I was at the service counter of an old-fashioned hardware store, the kind with scarred wood floors and dusty shelves displaying every part you’d ever need, whether to repair your lawnmower or build a functional satnav system. The kind where every employee knows the inventory by heart and has worked there at least thirty years.
As I waited, a group of eight or ten very peculiar people in 1960s-era clothing entered the store and filed past me in a line, their eyes averted as if they were embarrassed. The men wore leisure suits and Nehru jackets. The women wore polyester pantsuits and had stiff, bouffant hair and eyes painted with frosted blue shadow. They were so out of place they could have been time travelers to the 21st Century.
Even though they wouldn’t look at me, I had the strong feeling that they were desperate for me to notice them. When I saw that each of them had some physical deformity, it dawned on me that I knew them—these were my Penitent characters. They had come to find me. And bless their hearts, they’d tried to disguise themselves as ordinary hardware store customers by dressing in a way they thought was fashionable for humans.

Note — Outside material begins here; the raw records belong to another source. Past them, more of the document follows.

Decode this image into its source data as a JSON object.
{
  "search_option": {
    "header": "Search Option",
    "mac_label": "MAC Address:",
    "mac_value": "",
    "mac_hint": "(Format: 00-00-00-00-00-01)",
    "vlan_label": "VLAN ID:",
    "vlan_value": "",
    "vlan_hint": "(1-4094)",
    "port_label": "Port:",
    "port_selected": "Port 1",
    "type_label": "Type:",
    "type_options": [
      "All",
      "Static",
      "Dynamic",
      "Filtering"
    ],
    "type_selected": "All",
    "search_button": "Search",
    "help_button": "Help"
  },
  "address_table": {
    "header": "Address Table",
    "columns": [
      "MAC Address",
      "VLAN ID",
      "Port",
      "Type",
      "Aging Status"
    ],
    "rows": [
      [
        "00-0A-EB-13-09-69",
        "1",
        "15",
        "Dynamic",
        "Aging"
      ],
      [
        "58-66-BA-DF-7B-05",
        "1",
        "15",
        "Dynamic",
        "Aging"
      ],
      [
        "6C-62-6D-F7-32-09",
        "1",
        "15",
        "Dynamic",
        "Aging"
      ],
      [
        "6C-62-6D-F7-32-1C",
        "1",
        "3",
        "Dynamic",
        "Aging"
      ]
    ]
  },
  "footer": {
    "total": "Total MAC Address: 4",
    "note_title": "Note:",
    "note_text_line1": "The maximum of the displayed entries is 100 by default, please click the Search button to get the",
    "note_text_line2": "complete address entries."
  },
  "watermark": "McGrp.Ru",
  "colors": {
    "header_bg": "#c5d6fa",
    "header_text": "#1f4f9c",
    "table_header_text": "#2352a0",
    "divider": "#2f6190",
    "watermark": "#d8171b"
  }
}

Dumbfounded to see them in my world, I waited for one of them to say something. They remained silent, though, and soon had looped past me, leaving by the door they’d come in. Then the last one, an austerely handsome, somewhat haughty-looking man (despite his outlandish garb of polyester bellbottoms topped by an open-necked shirt with an oversized collar), stopped in front of me. Unlike the rest, he met my eyes, giving me an appraising look. It was Lugo.
“We just wanted to make sure you’re as comfortable with us as you think you are,” he said. Then he turned and followed the others out of the hardware store, leaving me with my mouth hanging open.
It’s now almost thirteen years since I started writing The Space Between. Its sequel, The Realm Below: The Rise of Tanipestis, is nearing completion. After my successful NaNoWriMo experience gave me much-needed confidence, I chose to write it the old-fashioned way. My characters, of course, pitched in to help. We’re very comfortable with each other now.
To all of them, and especially to Lugo, I want to say this: Thank you for your trust, and for choosing me to tell your story. It’s an honor. The next time you need to find me, though, no disguises, okay? Just come as yourselves.
And thank you, Cynthia Hamilton, for allowing me to share the story behind The Space Between!